Activity:
Show all lines of the entries in which the word "from" is found.

Information:
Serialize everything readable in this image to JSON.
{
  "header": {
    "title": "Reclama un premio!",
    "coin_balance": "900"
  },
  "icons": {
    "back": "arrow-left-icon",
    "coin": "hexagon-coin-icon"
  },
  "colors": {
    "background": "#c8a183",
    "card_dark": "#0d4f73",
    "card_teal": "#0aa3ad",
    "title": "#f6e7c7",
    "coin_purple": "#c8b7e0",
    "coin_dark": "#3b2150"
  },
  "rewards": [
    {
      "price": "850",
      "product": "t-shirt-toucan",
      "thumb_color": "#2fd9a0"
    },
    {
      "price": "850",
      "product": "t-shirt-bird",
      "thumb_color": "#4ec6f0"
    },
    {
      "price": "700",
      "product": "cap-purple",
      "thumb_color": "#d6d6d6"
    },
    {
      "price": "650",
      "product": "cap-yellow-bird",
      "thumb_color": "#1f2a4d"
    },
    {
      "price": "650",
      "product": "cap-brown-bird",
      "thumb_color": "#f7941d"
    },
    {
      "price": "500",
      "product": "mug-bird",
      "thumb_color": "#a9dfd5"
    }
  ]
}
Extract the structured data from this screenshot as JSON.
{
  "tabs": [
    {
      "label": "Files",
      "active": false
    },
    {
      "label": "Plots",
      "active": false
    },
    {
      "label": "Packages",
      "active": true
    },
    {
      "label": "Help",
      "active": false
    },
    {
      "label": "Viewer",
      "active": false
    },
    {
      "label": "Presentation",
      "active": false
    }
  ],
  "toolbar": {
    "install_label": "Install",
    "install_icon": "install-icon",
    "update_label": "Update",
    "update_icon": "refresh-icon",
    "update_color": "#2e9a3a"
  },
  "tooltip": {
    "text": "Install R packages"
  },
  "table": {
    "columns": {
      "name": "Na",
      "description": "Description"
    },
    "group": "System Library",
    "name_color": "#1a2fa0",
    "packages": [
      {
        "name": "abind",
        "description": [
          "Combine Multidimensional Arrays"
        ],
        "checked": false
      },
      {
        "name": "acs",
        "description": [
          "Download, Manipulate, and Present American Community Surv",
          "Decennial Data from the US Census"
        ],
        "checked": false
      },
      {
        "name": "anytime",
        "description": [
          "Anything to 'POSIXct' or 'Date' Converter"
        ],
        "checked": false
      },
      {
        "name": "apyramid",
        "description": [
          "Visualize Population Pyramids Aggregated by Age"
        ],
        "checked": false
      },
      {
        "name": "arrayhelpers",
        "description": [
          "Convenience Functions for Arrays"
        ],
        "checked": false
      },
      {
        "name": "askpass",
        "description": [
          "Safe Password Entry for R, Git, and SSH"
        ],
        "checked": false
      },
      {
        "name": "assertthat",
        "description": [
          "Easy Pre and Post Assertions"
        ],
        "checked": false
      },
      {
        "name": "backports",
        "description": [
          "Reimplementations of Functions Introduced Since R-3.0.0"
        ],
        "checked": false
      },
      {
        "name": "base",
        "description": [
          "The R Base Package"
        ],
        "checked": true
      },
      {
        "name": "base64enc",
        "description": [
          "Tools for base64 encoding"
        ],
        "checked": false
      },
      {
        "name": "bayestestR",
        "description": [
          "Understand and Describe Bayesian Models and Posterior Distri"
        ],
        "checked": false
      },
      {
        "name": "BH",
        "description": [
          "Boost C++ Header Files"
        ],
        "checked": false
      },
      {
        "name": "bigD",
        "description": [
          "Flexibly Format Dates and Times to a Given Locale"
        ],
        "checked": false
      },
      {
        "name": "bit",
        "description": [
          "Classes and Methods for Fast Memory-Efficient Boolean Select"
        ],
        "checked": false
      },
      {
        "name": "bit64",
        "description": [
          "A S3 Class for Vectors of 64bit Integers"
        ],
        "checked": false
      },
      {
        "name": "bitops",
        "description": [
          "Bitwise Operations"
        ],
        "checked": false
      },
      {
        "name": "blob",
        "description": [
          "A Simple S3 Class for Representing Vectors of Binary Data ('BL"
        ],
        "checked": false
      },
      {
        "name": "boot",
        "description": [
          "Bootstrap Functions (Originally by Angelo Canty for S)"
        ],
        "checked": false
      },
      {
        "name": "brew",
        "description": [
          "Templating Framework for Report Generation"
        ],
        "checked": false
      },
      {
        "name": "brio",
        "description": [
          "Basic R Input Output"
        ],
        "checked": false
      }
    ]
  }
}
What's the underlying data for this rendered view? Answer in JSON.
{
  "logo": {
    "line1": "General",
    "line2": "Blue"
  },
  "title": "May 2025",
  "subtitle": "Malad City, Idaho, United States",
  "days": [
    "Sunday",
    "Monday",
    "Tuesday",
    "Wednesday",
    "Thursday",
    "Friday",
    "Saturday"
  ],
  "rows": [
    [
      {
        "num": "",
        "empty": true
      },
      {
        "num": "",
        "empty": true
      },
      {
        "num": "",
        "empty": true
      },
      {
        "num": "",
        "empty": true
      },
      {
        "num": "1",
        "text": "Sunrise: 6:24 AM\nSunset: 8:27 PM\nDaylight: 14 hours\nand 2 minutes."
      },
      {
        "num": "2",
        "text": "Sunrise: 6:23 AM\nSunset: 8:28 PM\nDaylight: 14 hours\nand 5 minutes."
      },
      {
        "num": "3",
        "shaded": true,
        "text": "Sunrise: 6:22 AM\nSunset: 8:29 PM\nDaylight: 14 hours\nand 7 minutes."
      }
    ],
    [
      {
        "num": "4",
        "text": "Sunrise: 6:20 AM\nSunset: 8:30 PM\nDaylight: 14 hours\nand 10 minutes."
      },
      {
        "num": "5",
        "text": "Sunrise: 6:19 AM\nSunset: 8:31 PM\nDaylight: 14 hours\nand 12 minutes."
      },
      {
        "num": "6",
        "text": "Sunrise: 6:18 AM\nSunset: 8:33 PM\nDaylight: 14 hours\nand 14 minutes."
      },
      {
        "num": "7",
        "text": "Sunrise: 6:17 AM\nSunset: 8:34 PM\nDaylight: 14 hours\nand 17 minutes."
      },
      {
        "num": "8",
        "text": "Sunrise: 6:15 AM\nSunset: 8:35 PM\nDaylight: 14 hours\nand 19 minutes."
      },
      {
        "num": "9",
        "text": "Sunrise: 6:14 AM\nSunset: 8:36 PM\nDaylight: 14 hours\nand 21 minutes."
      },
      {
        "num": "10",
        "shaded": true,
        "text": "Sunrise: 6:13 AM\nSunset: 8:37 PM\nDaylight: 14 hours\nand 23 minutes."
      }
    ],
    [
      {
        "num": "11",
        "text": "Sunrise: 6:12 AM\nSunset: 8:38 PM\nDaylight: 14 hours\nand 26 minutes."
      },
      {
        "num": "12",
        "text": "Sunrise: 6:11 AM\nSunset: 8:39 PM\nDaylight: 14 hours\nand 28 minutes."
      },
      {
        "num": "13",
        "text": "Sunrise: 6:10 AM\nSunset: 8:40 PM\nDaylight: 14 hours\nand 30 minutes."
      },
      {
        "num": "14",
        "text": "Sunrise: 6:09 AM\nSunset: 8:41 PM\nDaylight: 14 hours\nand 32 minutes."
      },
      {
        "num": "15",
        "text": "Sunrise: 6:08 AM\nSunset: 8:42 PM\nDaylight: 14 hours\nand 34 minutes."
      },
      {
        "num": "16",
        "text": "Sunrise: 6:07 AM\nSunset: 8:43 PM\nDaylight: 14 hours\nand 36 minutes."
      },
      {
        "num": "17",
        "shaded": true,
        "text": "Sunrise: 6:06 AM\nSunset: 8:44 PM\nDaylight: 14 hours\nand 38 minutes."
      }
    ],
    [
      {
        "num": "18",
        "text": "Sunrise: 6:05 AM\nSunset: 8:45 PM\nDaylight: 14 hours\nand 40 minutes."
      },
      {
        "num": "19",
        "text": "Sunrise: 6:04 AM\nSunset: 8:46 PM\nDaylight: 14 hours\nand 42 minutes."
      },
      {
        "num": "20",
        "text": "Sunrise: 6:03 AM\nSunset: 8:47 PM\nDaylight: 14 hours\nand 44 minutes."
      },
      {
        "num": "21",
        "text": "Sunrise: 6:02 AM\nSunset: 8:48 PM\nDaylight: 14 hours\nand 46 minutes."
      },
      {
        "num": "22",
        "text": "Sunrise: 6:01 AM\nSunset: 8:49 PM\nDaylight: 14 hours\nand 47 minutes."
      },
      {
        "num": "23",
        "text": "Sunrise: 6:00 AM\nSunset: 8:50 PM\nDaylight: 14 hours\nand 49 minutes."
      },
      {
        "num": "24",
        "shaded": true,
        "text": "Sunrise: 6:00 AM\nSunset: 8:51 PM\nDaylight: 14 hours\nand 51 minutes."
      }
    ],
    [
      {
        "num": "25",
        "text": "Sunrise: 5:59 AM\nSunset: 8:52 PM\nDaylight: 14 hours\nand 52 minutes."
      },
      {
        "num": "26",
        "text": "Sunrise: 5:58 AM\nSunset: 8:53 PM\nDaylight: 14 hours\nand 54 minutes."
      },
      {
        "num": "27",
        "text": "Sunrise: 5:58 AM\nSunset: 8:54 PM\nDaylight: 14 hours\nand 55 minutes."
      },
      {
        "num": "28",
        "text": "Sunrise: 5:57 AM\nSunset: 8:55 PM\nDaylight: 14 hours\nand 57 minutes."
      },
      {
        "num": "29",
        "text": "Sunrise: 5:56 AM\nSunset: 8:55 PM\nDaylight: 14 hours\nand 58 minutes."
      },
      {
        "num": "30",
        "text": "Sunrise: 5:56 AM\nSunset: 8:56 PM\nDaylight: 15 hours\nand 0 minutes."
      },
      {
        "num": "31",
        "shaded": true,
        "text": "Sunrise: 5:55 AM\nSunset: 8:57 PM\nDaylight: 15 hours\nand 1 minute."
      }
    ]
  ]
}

Response to this exercise:
Extract the structured data from this screenshot as JSON.
          "Decennial Data from the US Census"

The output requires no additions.